Many women dread the idea of morning sickness. Severe nausea and vomiting can be very uncomfortable during pregnancy. Should women actually hope to experience this awful pregnancy symptom though? Is morning sickness indicative of a healthier pregnancy? Here’s what pregnant women should know about how nausea and vomiting plays a role in miscarriage risk.
Morning Sickness May Lower the Risk of Miscarriage
A study has shown that there is a lower risk of miscarriage among women who experience morning sickness, according to MSNBC. According to the study, pregnancy women who did not experience morning sickness were 3.2 less likely to miscarry than those who did suffer from nausea and vomiting. The longer that the women experienced morning sickness, the lower their risk of miscarrying the baby was.
The results showed that the link between miscarriage and morning sickness varied according to age. Women under 25 were less likely to miscarry, even if they did not experience nausea or vomiting. Miscarriage drastically increased for women who were over 35 and did not have morning sickness, however.

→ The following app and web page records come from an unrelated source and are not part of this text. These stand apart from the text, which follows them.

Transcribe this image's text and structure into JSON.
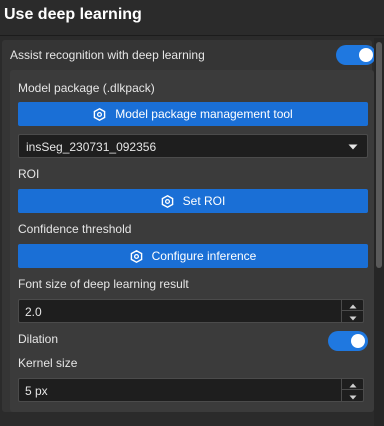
{
  "header": {
    "title": "Use deep learning"
  },
  "assist": {
    "label": "Assist recognition with deep learning",
    "enabled": true
  },
  "model_package": {
    "label": "Model package (.dlkpack)",
    "tool_button_label": "Model package management tool",
    "selected_model": "insSeg_230731_092356"
  },
  "roi": {
    "label": "ROI",
    "button_label": "Set ROI"
  },
  "confidence": {
    "label": "Confidence threshold",
    "button_label": "Configure inference"
  },
  "font_size": {
    "label": "Font size of deep learning result",
    "value": "2.0"
  },
  "dilation": {
    "label": "Dilation",
    "enabled": true
  },
  "kernel": {
    "label": "Kernel size",
    "value": "5 px"
  },
  "icons": {
    "button_icon": "hexagon-gear-icon",
    "dropdown_icon": "triangle-down-icon",
    "spin_up_icon": "chevron-up-icon",
    "spin_down_icon": "chevron-down-icon"
  },
  "colors": {
    "accent": "#1a6fd6",
    "toggle_on": "#1f78e0",
    "background": "#2b2b2b",
    "panel": "#353535",
    "inner_panel": "#3b3b3b"
  }
}
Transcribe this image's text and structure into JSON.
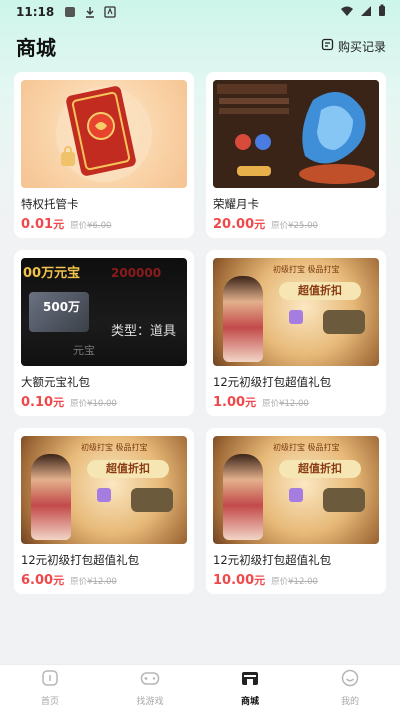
{
  "status_bar": {
    "time": "11:18",
    "battery": ""
  },
  "header": {
    "title": "商城",
    "purchase_label": "购买记录"
  },
  "products": [
    {
      "name": "特权托管卡",
      "price": "0.01",
      "unit": "元",
      "orig_label": "原价",
      "orig_price": "¥6.00",
      "art": "card"
    },
    {
      "name": "荣耀月卡",
      "price": "20.00",
      "unit": "元",
      "orig_label": "原价",
      "orig_price": "¥25.00",
      "art": "dragon"
    },
    {
      "name": "大额元宝礼包",
      "price": "0.10",
      "unit": "元",
      "orig_label": "原价",
      "orig_price": "¥10.00",
      "art": "treasure"
    },
    {
      "name": "12元初级打包超值礼包",
      "price": "1.00",
      "unit": "元",
      "orig_label": "原价",
      "orig_price": "¥12.00",
      "art": "beauty"
    },
    {
      "name": "12元初级打包超值礼包",
      "price": "6.00",
      "unit": "元",
      "orig_label": "原价",
      "orig_price": "¥12.00",
      "art": "beauty"
    },
    {
      "name": "12元初级打包超值礼包",
      "price": "10.00",
      "unit": "元",
      "orig_label": "原价",
      "orig_price": "¥12.00",
      "art": "beauty"
    }
  ],
  "thumb_text": {
    "treasure_top": "00万元宝",
    "treasure_top2": "200000",
    "treasure_box": "500万",
    "treasure_type": "类型：道具",
    "treasure_yuanbao": "元宝",
    "beauty_banner": "超值折扣",
    "beauty_banner_top": "初级打宝 极品打宝"
  },
  "tabbar": [
    {
      "label": "首页",
      "icon": "home-icon",
      "active": false
    },
    {
      "label": "找游戏",
      "icon": "gamepad-icon",
      "active": false
    },
    {
      "label": "商城",
      "icon": "shop-icon",
      "active": true
    },
    {
      "label": "我的",
      "icon": "smile-icon",
      "active": false
    }
  ],
  "colors": {
    "price_red": "#f0484a",
    "accent_mint": "#cdf5ea"
  }
}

Older women are known to have a higher miscarriage rate.
Researchers were only able to confirm that there is a link between morning sickness and miscarriage. As of right now, they are not sure why women who experience nausea and vomiting are less likely to miscarry. Once the reason is identified, the results could prove to be groundbreaking in terms of preventing miscarriage among older women.
Don’t Worry if You Don’t Have Morning Sickness
According to MSNBC, researchers said that women should not worry if they do not experience morning sickness. There are plenty of women who do not have nausea or vomiting during early pregnancy or throughout their nine months of pregnancy who do not miscarry. The risk of miscarriage is among those who do not have morning sickness is much lower for those who are under younger in age – but so is the risk of all miscarriages.
It is important to keep in mind that lifestyle plays an important role in preventing miscarriage. Taking your prenatal vitamins, following a well-balanced diet, exercising for at least 30 minutes a day five times a week, and keeping stress at a minimum can help reduce the risk of miscarriage. Making healthy choices during pregnancy is the best way to ensure that you do not miscarry, regardless of whether or not you have morning sickness.
MSNBC, “Morning sickness may sickness signal healthier pregnancy.”